Exercise objective
What you return should be every line below, word for word, and none of the images.

+--

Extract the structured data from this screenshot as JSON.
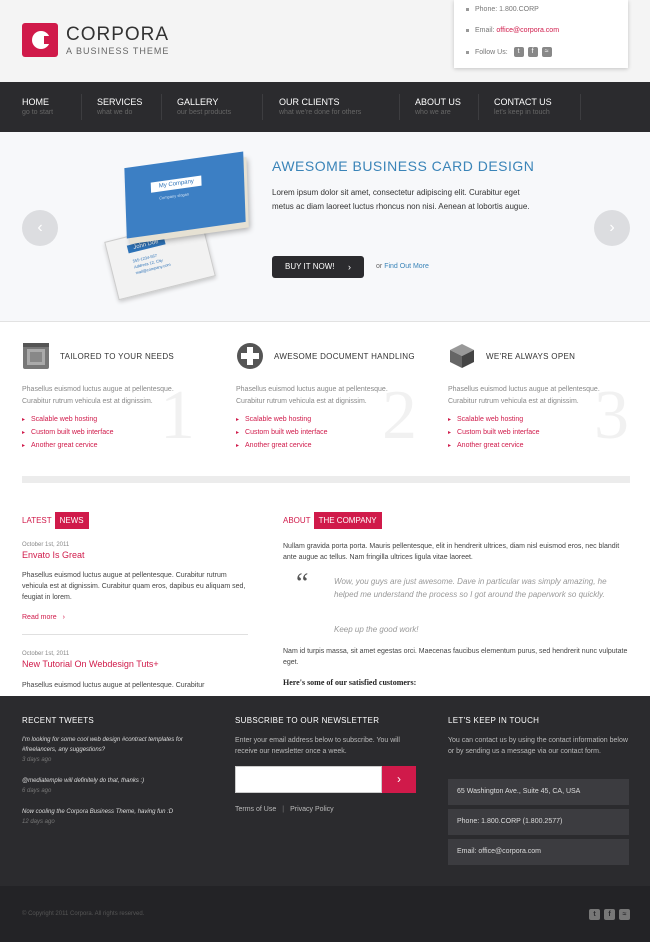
{
  "header": {
    "logo_name": "CORPORA",
    "logo_tagline": "A BUSINESS THEME",
    "phone": "Phone: 1.800.CORP",
    "email_label": "Email: ",
    "email": "office@corpora.com",
    "follow_label": "Follow Us:"
  },
  "nav": [
    {
      "label": "HOME",
      "sub": "go to start"
    },
    {
      "label": "SERVICES",
      "sub": "what we do"
    },
    {
      "label": "GALLERY",
      "sub": "our best products"
    },
    {
      "label": "OUR CLIENTS",
      "sub": "what we're done for others"
    },
    {
      "label": "ABOUT US",
      "sub": "who we are"
    },
    {
      "label": "CONTACT US",
      "sub": "let's keep in touch"
    }
  ],
  "slider": {
    "title": "AWESOME BUSINESS CARD DESIGN",
    "text": "Lorem ipsum dolor sit amet, consectetur adipiscing elit. Curabitur eget metus ac diam laoreet luctus rhoncus non nisi. Aenean at lobortis augue.",
    "button": "BUY IT NOW!",
    "or": "or",
    "link": "Find Out More",
    "card_company": "My Company",
    "card_name": "John Doe"
  },
  "features": [
    {
      "title": "TAILORED TO YOUR NEEDS",
      "text": "Phasellus euismod luctus augue at pellentesque. Curabitur rutrum vehicula est at dignissim.",
      "items": [
        "Scalable web hosting",
        "Custom built web interface",
        "Another great cervice"
      ],
      "icon": "window-icon",
      "num": "1"
    },
    {
      "title": "AWESOME DOCUMENT HANDLING",
      "text": "Phasellus euismod luctus augue at pellentesque. Curabitur rutrum vehicula est at dignissim.",
      "items": [
        "Scalable web hosting",
        "Custom built web interface",
        "Another great cervice"
      ],
      "icon": "plus-icon",
      "num": "2"
    },
    {
      "title": "WE'RE ALWAYS OPEN",
      "text": "Phasellus euismod luctus augue at pellentesque. Curabitur rutrum vehicula est at dignissim.",
      "items": [
        "Scalable web hosting",
        "Custom built web interface",
        "Another great cervice"
      ],
      "icon": "cube-icon",
      "num": "3"
    }
  ],
  "latest": {
    "label": "LATEST",
    "tag": "NEWS",
    "posts": [
      {
        "date": "October 1st, 2011",
        "title": "Envato Is Great",
        "text": "Phasellus euismod luctus augue at pellentesque. Curabitur rutrum vehicula est at dignissim. Curabitur quam eros, dapibus eu aliquam sed, feugiat in lorem.",
        "more": "Read more"
      },
      {
        "date": "October 1st, 2011",
        "title": "New Tutorial On Webdesign Tuts+",
        "text": "Phasellus euismod luctus augue at pellentesque. Curabitur"
      }
    ]
  },
  "about": {
    "label": "ABOUT",
    "tag": "THE COMPANY",
    "para1": "Nullam gravida porta porta. Mauris pellentesque, elit in hendrerit ultrices, diam nisl euismod eros, nec blandit ante augue ac tellus. Nam fringilla ultrices ligula vitae laoreet.",
    "quote": "Wow, you guys are just awesome. Dave in particular was simply amazing, he helped me understand the process so I got around the paperwork so quickly.",
    "quote_end": "Keep up the good work!",
    "para2": "Nam id turpis massa, sit amet egestas orci. Maecenas faucibus elementum purus, sed hendrerit nunc vulputate eget.",
    "customers": "Here's some of our satisfied customers:"
  },
  "footer": {
    "tweets_title": "RECENT TWEETS",
    "tweets": [
      {
        "text": "I'm looking for some cool web design #contract templates for #freelancers, any suggestions?",
        "ago": "3 days ago"
      },
      {
        "text": "@mediatemple will definitely do that, thanks :)",
        "ago": "6 days ago"
      },
      {
        "text": "Now cooling the Corpora Business Theme, having fun :D",
        "ago": "12 days ago"
      }
    ],
    "newsletter_title": "SUBSCRIBE TO OUR NEWSLETTER",
    "newsletter_text": "Enter your email address below to subscribe. You will receive our newsletter once a week.",
    "newsletter_button": "›",
    "terms": "Terms of Use",
    "privacy": "Privacy Policy",
    "touch_title": "LET'S KEEP IN TOUCH",
    "touch_text": "You can contact us by using the contact information below or by sending us a message via our contact form.",
    "address": "65 Washington Ave., Suite 45, CA, USA",
    "phone": "Phone: 1.800.CORP (1.800.2577)",
    "email": "Email: office@corpora.com"
  },
  "copyright": "© Copyright 2011 Corpora. All rights reserved.",
  "colors": {
    "accent": "#d01a4a",
    "blue": "#3a84b8",
    "dark": "#2b2b2e"
  }
}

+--

Solution
Extract the structured data from this screenshot as JSON.
{
  "header": {
    "logo_name": "CORPORA",
    "logo_tagline": "A BUSINESS THEME",
    "phone": "Phone: 1.800.CORP",
    "email_label": "Email: ",
    "email": "office@corpora.com",
    "follow_label": "Follow Us:"
  },
  "nav": [
    {
      "label": "HOME",
      "sub": "go to start"
    },
    {
      "label": "SERVICES",
      "sub": "what we do"
    },
    {
      "label": "GALLERY",
      "sub": "our best products"
    },
    {
      "label": "OUR CLIENTS",
      "sub": "what we're done for others"
    },
    {
      "label": "ABOUT US",
      "sub": "who we are"
    },
    {
      "label": "CONTACT US",
      "sub": "let's keep in touch"
    }
  ],
  "slider": {
    "title": "AWESOME BUSINESS CARD DESIGN",
    "text": "Lorem ipsum dolor sit amet, consectetur adipiscing elit. Curabitur eget metus ac diam laoreet luctus rhoncus non nisi. Aenean at lobortis augue.",
    "button": "BUY IT NOW!",
    "or": "or",
    "link": "Find Out More",
    "card_company": "My Company",
    "card_name": "John Doe"
  },
  "features": [
    {
      "title": "TAILORED TO YOUR NEEDS",
      "text": "Phasellus euismod luctus augue at pellentesque. Curabitur rutrum vehicula est at dignissim.",
      "items": [
        "Scalable web hosting",
        "Custom built web interface",
        "Another great cervice"
      ],
      "icon": "window-icon",
      "num": "1"
    },
    {
      "title": "AWESOME DOCUMENT HANDLING",
      "text": "Phasellus euismod luctus augue at pellentesque. Curabitur rutrum vehicula est at dignissim.",
      "items": [
        "Scalable web hosting",
        "Custom built web interface",
        "Another great cervice"
      ],
      "icon": "plus-icon",
      "num": "2"
    },
    {
      "title": "WE'RE ALWAYS OPEN",
      "text": "Phasellus euismod luctus augue at pellentesque. Curabitur rutrum vehicula est at dignissim.",
      "items": [
        "Scalable web hosting",
        "Custom built web interface",
        "Another great cervice"
      ],
      "icon": "cube-icon",
      "num": "3"
    }
  ],
  "latest": {
    "label": "LATEST",
    "tag": "NEWS",
    "posts": [
      {
        "date": "October 1st, 2011",
        "title": "Envato Is Great",
        "text": "Phasellus euismod luctus augue at pellentesque. Curabitur rutrum vehicula est at dignissim. Curabitur quam eros, dapibus eu aliquam sed, feugiat in lorem.",
        "more": "Read more"
      },
      {
        "date": "October 1st, 2011",
        "title": "New Tutorial On Webdesign Tuts+",
        "text": "Phasellus euismod luctus augue at pellentesque. Curabitur"
      }
    ]
  },
  "about": {
    "label": "ABOUT",
    "tag": "THE COMPANY",
    "para1": "Nullam gravida porta porta. Mauris pellentesque, elit in hendrerit ultrices, diam nisl euismod eros, nec blandit ante augue ac tellus. Nam fringilla ultrices ligula vitae laoreet.",
    "quote": "Wow, you guys are just awesome. Dave in particular was simply amazing, he helped me understand the process so I got around the paperwork so quickly.",
    "quote_end": "Keep up the good work!",
    "para2": "Nam id turpis massa, sit amet egestas orci. Maecenas faucibus elementum purus, sed hendrerit nunc vulputate eget.",
    "customers": "Here's some of our satisfied customers:"
  },
  "footer": {
    "tweets_title": "RECENT TWEETS",
    "tweets": [
      {
        "text": "I'm looking for some cool web design #contract templates for #freelancers, any suggestions?",
        "ago": "3 days ago"
      },
      {
        "text": "@mediatemple will definitely do that, thanks :)",
        "ago": "6 days ago"
      },
      {
        "text": "Now cooling the Corpora Business Theme, having fun :D",
        "ago": "12 days ago"
      }
    ],
    "newsletter_title": "SUBSCRIBE TO OUR NEWSLETTER",
    "newsletter_text": "Enter your email address below to subscribe. You will receive our newsletter once a week.",
    "newsletter_button": "›",
    "terms": "Terms of Use",
    "privacy": "Privacy Policy",
    "touch_title": "LET'S KEEP IN TOUCH",
    "touch_text": "You can contact us by using the contact information below or by sending us a message via our contact form.",
    "address": "65 Washington Ave., Suite 45, CA, USA",
    "phone": "Phone: 1.800.CORP (1.800.2577)",
    "email": "Email: office@corpora.com"
  },
  "copyright": "© Copyright 2011 Corpora. All rights reserved.",
  "colors": {
    "accent": "#d01a4a",
    "blue": "#3a84b8",
    "dark": "#2b2b2e"
  }
}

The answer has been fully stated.